[DATA SHOWN — start]

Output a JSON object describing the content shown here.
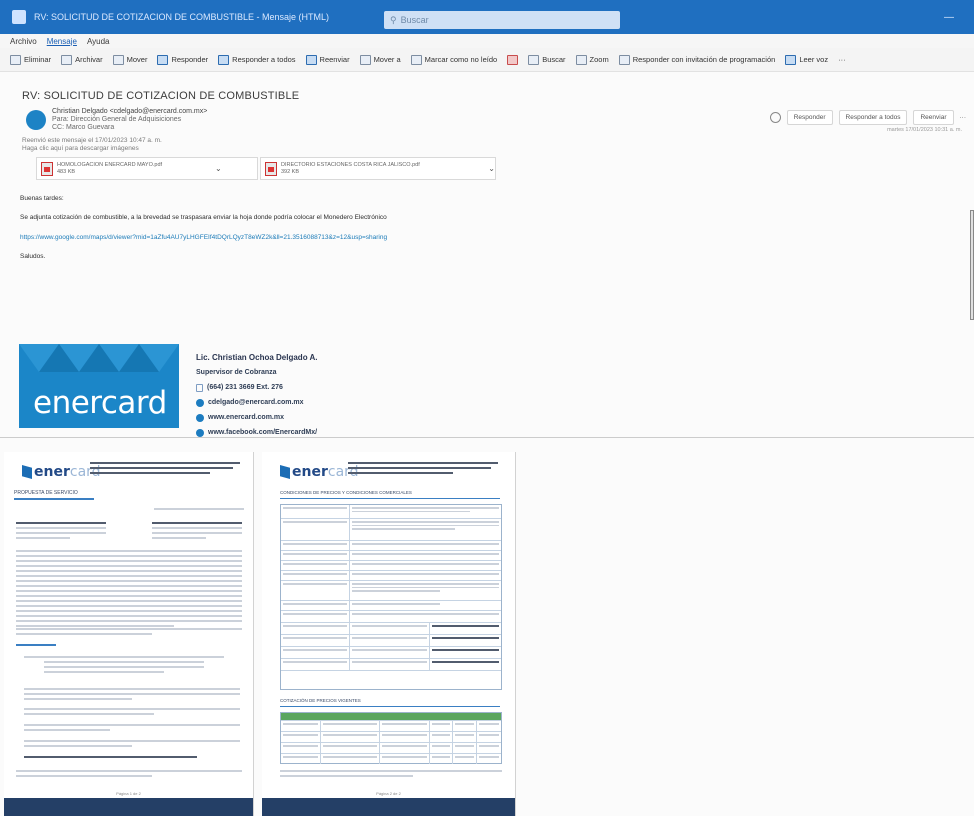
{
  "titlebar": {
    "window_title": "RV: SOLICITUD DE COTIZACION DE COMBUSTIBLE - Mensaje (HTML)",
    "search_placeholder": "Buscar"
  },
  "menu": {
    "items": [
      "Archivo",
      "Mensaje",
      "Ayuda"
    ]
  },
  "ribbon": {
    "items": [
      "Eliminar",
      "Archivar",
      "Mover",
      "Responder",
      "Responder a todos",
      "Reenviar",
      "Mover a",
      "Marcar como no leído",
      "Buscar",
      "Zoom",
      "Responder con invitación de programación",
      "Leer voz",
      "···"
    ]
  },
  "message": {
    "subject": "RV: SOLICITUD DE COTIZACION DE COMBUSTIBLE",
    "sender_name": "Christian Delgado <cdelgado@enercard.com.mx>",
    "to_line": "Para: Dirección General de Adquisiciones",
    "cc_line": "CC: Marco Guevara",
    "fwd_note_1": "Reenvió este mensaje el 17/01/2023 10:47 a. m.",
    "fwd_note_2": "Haga clic aquí para descargar imágenes",
    "actions": [
      "Responder",
      "Responder a todos",
      "Reenviar",
      "···"
    ],
    "datetime": "martes 17/01/2023 10:31 a. m.",
    "greeting": "Buenas tardes:",
    "body": "Se adjunta cotización de combustible, a la brevedad se traspasara enviar la hoja donde podría colocar el Monedero Electrónico",
    "link": "https://www.google.com/maps/d/viewer?mid=1aZfu4AU7yLHGFEIf4tDQrLQyzT8eWZ2k&ll=21.3516088713&z=12&usp=sharing",
    "closing": "Saludos."
  },
  "attachments": [
    {
      "name": "HOMOLOGACION ENERCARD MAYO.pdf",
      "size": "483 KB"
    },
    {
      "name": "DIRECTORIO ESTACIONES COSTA RICA JALISCO.pdf",
      "size": "392 KB"
    }
  ],
  "signature": {
    "brand": "enercard",
    "name": "Lic. Christian Ochoa Delgado A.",
    "role": "Supervisor de Cobranza",
    "phone": "(664) 231 3669 Ext. 276",
    "email": "cdelgado@enercard.com.mx",
    "web": "www.enercard.com.mx",
    "facebook": "www.facebook.com/EnercardMx/"
  },
  "doc_left": {
    "brand_bold": "ener",
    "brand_light": "card",
    "section_title": "PROPUESTA DE SERVICIO",
    "page": "Página 1 de 2"
  },
  "doc_right": {
    "brand_bold": "ener",
    "brand_light": "card",
    "section_title": "CONDICIONES DE PRECIOS Y CONDICIONES COMERCIALES",
    "section_title_2": "COTIZACIÓN DE PRECIOS VIGENTES",
    "page": "Página 2 de 2"
  },
  "colors": {
    "accent": "#1f6fc0",
    "brand": "#1b86c8",
    "footer": "#243f66"
  }
}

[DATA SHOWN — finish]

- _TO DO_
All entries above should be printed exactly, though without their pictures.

- _ANSWER FOR THE TASK_
Output a JSON object describing the content shown here.
{
  "titlebar": {
    "window_title": "RV: SOLICITUD DE COTIZACION DE COMBUSTIBLE - Mensaje (HTML)",
    "search_placeholder": "Buscar"
  },
  "menu": {
    "items": [
      "Archivo",
      "Mensaje",
      "Ayuda"
    ]
  },
  "ribbon": {
    "items": [
      "Eliminar",
      "Archivar",
      "Mover",
      "Responder",
      "Responder a todos",
      "Reenviar",
      "Mover a",
      "Marcar como no leído",
      "Buscar",
      "Zoom",
      "Responder con invitación de programación",
      "Leer voz",
      "···"
    ]
  },
  "message": {
    "subject": "RV: SOLICITUD DE COTIZACION DE COMBUSTIBLE",
    "sender_name": "Christian Delgado <cdelgado@enercard.com.mx>",
    "to_line": "Para: Dirección General de Adquisiciones",
    "cc_line": "CC: Marco Guevara",
    "fwd_note_1": "Reenvió este mensaje el 17/01/2023 10:47 a. m.",
    "fwd_note_2": "Haga clic aquí para descargar imágenes",
    "actions": [
      "Responder",
      "Responder a todos",
      "Reenviar",
      "···"
    ],
    "datetime": "martes 17/01/2023 10:31 a. m.",
    "greeting": "Buenas tardes:",
    "body": "Se adjunta cotización de combustible, a la brevedad se traspasara enviar la hoja donde podría colocar el Monedero Electrónico",
    "link": "https://www.google.com/maps/d/viewer?mid=1aZfu4AU7yLHGFEIf4tDQrLQyzT8eWZ2k&ll=21.3516088713&z=12&usp=sharing",
    "closing": "Saludos."
  },
  "attachments": [
    {
      "name": "HOMOLOGACION ENERCARD MAYO.pdf",
      "size": "483 KB"
    },
    {
      "name": "DIRECTORIO ESTACIONES COSTA RICA JALISCO.pdf",
      "size": "392 KB"
    }
  ],
  "signature": {
    "brand": "enercard",
    "name": "Lic. Christian Ochoa Delgado A.",
    "role": "Supervisor de Cobranza",
    "phone": "(664) 231 3669 Ext. 276",
    "email": "cdelgado@enercard.com.mx",
    "web": "www.enercard.com.mx",
    "facebook": "www.facebook.com/EnercardMx/"
  },
  "doc_left": {
    "brand_bold": "ener",
    "brand_light": "card",
    "section_title": "PROPUESTA DE SERVICIO",
    "page": "Página 1 de 2"
  },
  "doc_right": {
    "brand_bold": "ener",
    "brand_light": "card",
    "section_title": "CONDICIONES DE PRECIOS Y CONDICIONES COMERCIALES",
    "section_title_2": "COTIZACIÓN DE PRECIOS VIGENTES",
    "page": "Página 2 de 2"
  },
  "colors": {
    "accent": "#1f6fc0",
    "brand": "#1b86c8",
    "footer": "#243f66"
  }
}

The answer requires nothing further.